- Opening Delimiter -

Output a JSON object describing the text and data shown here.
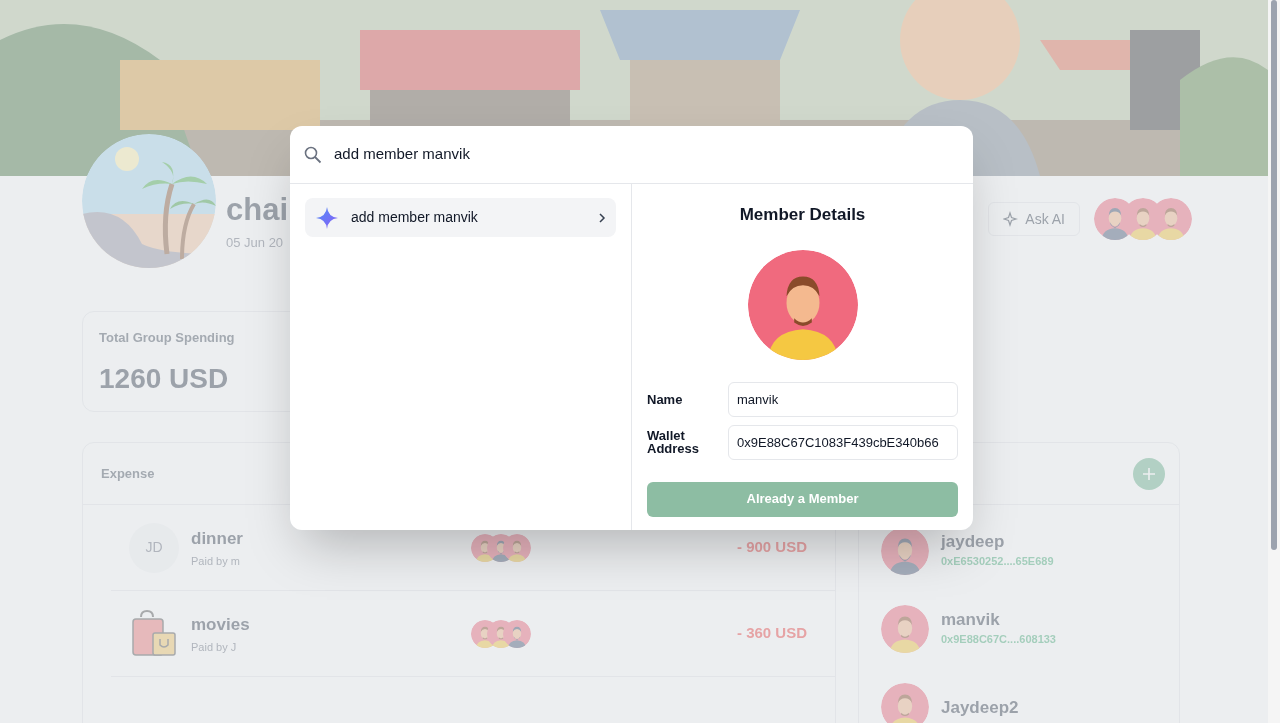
{
  "group": {
    "name": "chai",
    "date": "05 Jun 20"
  },
  "ask_ai_button": {
    "label": "Ask AI"
  },
  "header_members": [
    {
      "kind": "bearded"
    },
    {
      "kind": "hoodie"
    },
    {
      "kind": "hoodie"
    }
  ],
  "total_spending": {
    "label": "Total Group Spending",
    "amount": "1260 USD"
  },
  "expenses": {
    "heading": "Expense",
    "rows": [
      {
        "kind": "initials",
        "initials": "JD",
        "title": "dinner",
        "paid_by": "Paid by m",
        "participants": [
          {
            "kind": "hoodie"
          },
          {
            "kind": "bearded"
          },
          {
            "kind": "hoodie"
          }
        ],
        "amount": "- 900 USD"
      },
      {
        "kind": "bag",
        "title": "movies",
        "paid_by": "Paid by J",
        "participants": [
          {
            "kind": "hoodie"
          },
          {
            "kind": "hoodie"
          },
          {
            "kind": "bearded"
          }
        ],
        "amount": "- 360 USD"
      }
    ]
  },
  "members": [
    {
      "name": "jaydeep",
      "address": "0xE6530252....65E689",
      "kind": "bearded"
    },
    {
      "name": "manvik",
      "address": "0x9E88C67C....608133",
      "kind": "hoodie"
    },
    {
      "name": "Jaydeep2",
      "kind": "hoodie"
    }
  ],
  "command_palette": {
    "query": "add member manvik",
    "results": [
      {
        "label": "add member manvik",
        "selected": true
      }
    ],
    "details": {
      "title": "Member Details",
      "kind": "hoodie",
      "fields": [
        {
          "label": "Name",
          "value": "manvik"
        },
        {
          "label": "Wallet Address",
          "value": "0x9E88C67C1083F439cbE340b66"
        }
      ],
      "action": {
        "label": "Already a Member",
        "disabled": true
      }
    }
  }
}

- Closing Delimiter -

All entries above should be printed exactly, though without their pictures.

Output a JSON object describing the text and data shown here.
{
  "group": {
    "name": "chai",
    "date": "05 Jun 20"
  },
  "ask_ai_button": {
    "label": "Ask AI"
  },
  "header_members": [
    {
      "kind": "bearded"
    },
    {
      "kind": "hoodie"
    },
    {
      "kind": "hoodie"
    }
  ],
  "total_spending": {
    "label": "Total Group Spending",
    "amount": "1260 USD"
  },
  "expenses": {
    "heading": "Expense",
    "rows": [
      {
        "kind": "initials",
        "initials": "JD",
        "title": "dinner",
        "paid_by": "Paid by m",
        "participants": [
          {
            "kind": "hoodie"
          },
          {
            "kind": "bearded"
          },
          {
            "kind": "hoodie"
          }
        ],
        "amount": "- 900 USD"
      },
      {
        "kind": "bag",
        "title": "movies",
        "paid_by": "Paid by J",
        "participants": [
          {
            "kind": "hoodie"
          },
          {
            "kind": "hoodie"
          },
          {
            "kind": "bearded"
          }
        ],
        "amount": "- 360 USD"
      }
    ]
  },
  "members": [
    {
      "name": "jaydeep",
      "address": "0xE6530252....65E689",
      "kind": "bearded"
    },
    {
      "name": "manvik",
      "address": "0x9E88C67C....608133",
      "kind": "hoodie"
    },
    {
      "name": "Jaydeep2",
      "kind": "hoodie"
    }
  ],
  "command_palette": {
    "query": "add member manvik",
    "results": [
      {
        "label": "add member manvik",
        "selected": true
      }
    ],
    "details": {
      "title": "Member Details",
      "kind": "hoodie",
      "fields": [
        {
          "label": "Name",
          "value": "manvik"
        },
        {
          "label": "Wallet Address",
          "value": "0x9E88C67C1083F439cbE340b66"
        }
      ],
      "action": {
        "label": "Already a Member",
        "disabled": true
      }
    }
  }
}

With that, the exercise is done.